Exhaust heat wrap is one of the most popular car exhaust accessories whose purpose is to insulate your exhaust extractors (manifolds or headers), which helps move the heat quicker through the exhaust system and reduces the amount of radiant heat that’s the main component-killer. Exhaust heat wraps do this through two basic principles, the first of which is insulation and acts like a coat, helping contain the heat inside the tubes. By using a base of fiberglass weave combined with proprietary materials, these car exhaust accessories can reduce the temperature under your hood by half. And when you take into account that for every degree the temperature drops, the performance of the engine can increase by about 1%, this can be one of the best performance upgrades on a budget.
The second principle of reducing the heat is by the thermodynamics of gasses. As you may already know, hot gases move significantly faster than cold gases, and by keeping the heat inside the pipes, the exhaust gases move from the engine through the system and out the exhaust tip much faster. As a result, your engine can draw more air and fuel into the combustion chamber for the following charge. This is also known as scavenging and increasing this value will lead to more power.

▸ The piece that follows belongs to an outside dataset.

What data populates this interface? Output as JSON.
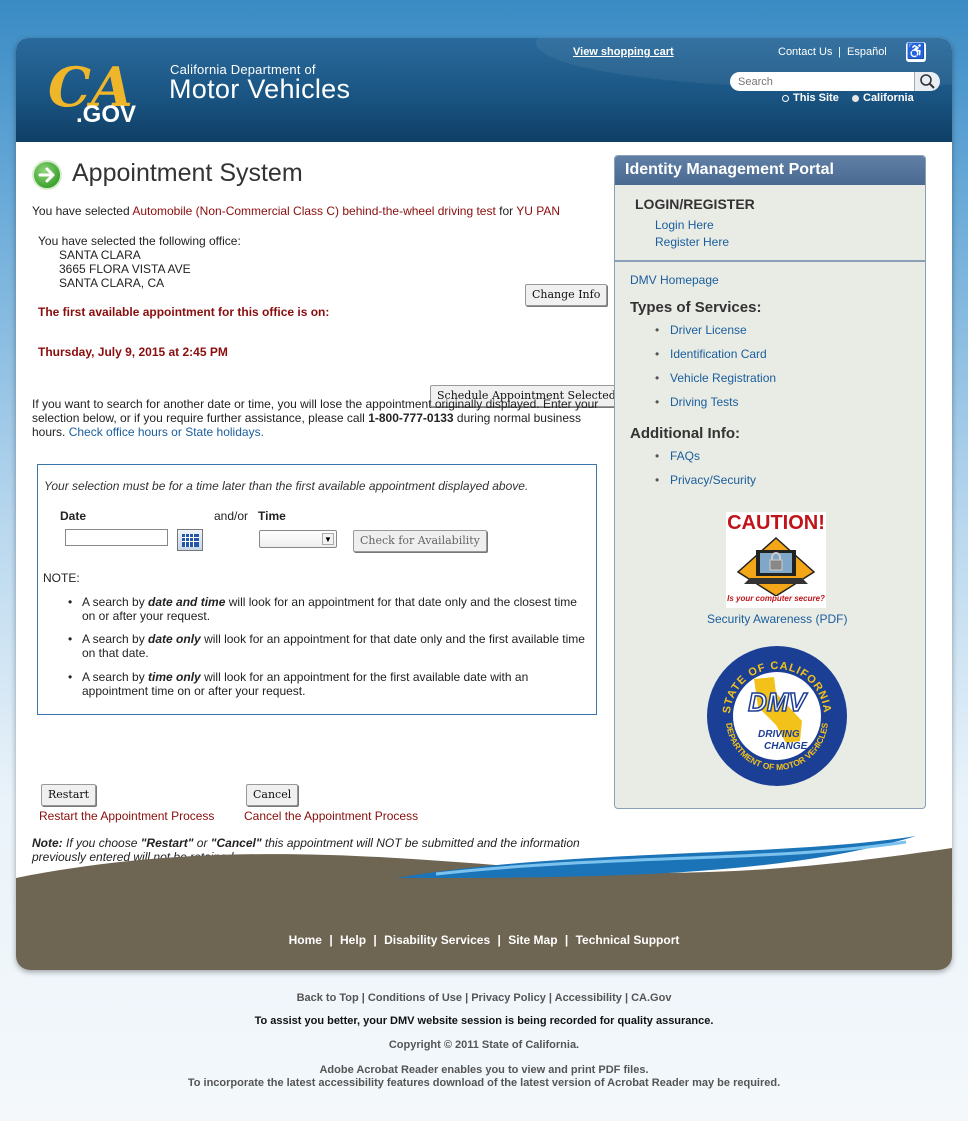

So adding these car exhaust accessories sounds like the easiest, most affordable solution to more power, right? Well, yes, if it weren’t for the fact that they’re kind of difficult to install, especially around the tight bends. However, there are a couple of tips and tricks that can make the process easier.
Exhaust wraps can loosen up a bit by putting them in some water. You can either soak the wrap and water or use a squirt bottle, then squeeze the excess water. This process will help the wrap stick to itself better, and when it dries up, it will hold its shape slightly better. And while you can install the exhaust wraps alone, having a set of extra hands can be very helpful. Wrapping the large, simple pipes is relatively easy, but when the time comes to wrap the headers, you could use some help. There are intersecting pipes and tight bends around the headers, which makes the job tricky. That being said, one person can hold the headers while the other pulls and stretches the exhaust wrap around the pipes.
As briefly aforementioned, wrapping intersections of pipes that are difficult to wrap with a single piece of exhaust wrap will need to be temporarily taped. Start by wrapping each small tube, then wrap the larger tube to incorporate the wrap over the smaller tubes. The tape will help keep the wrap secure until you’re done with the overwrap. Right before you overwrap the joint, remove the tape. In order to secure exhaust wrap, you’ll also need stainless steel ties which aren’t cheap and are non-removable. The first header is generally good practice for the second one, which is where you might have to find a better method. That being said, it’s suggested that you don’t secure the first piece with the ties until you’ve done the second header, as you may decide to re-wrap the first header. Keep in mind that exhaust wraps add thickness to your pipes, so if your vehicle has tight clearance, you should check the fit of the parts before securing the ties. Sometimes, you might have to re-wrap to gain the right clearance.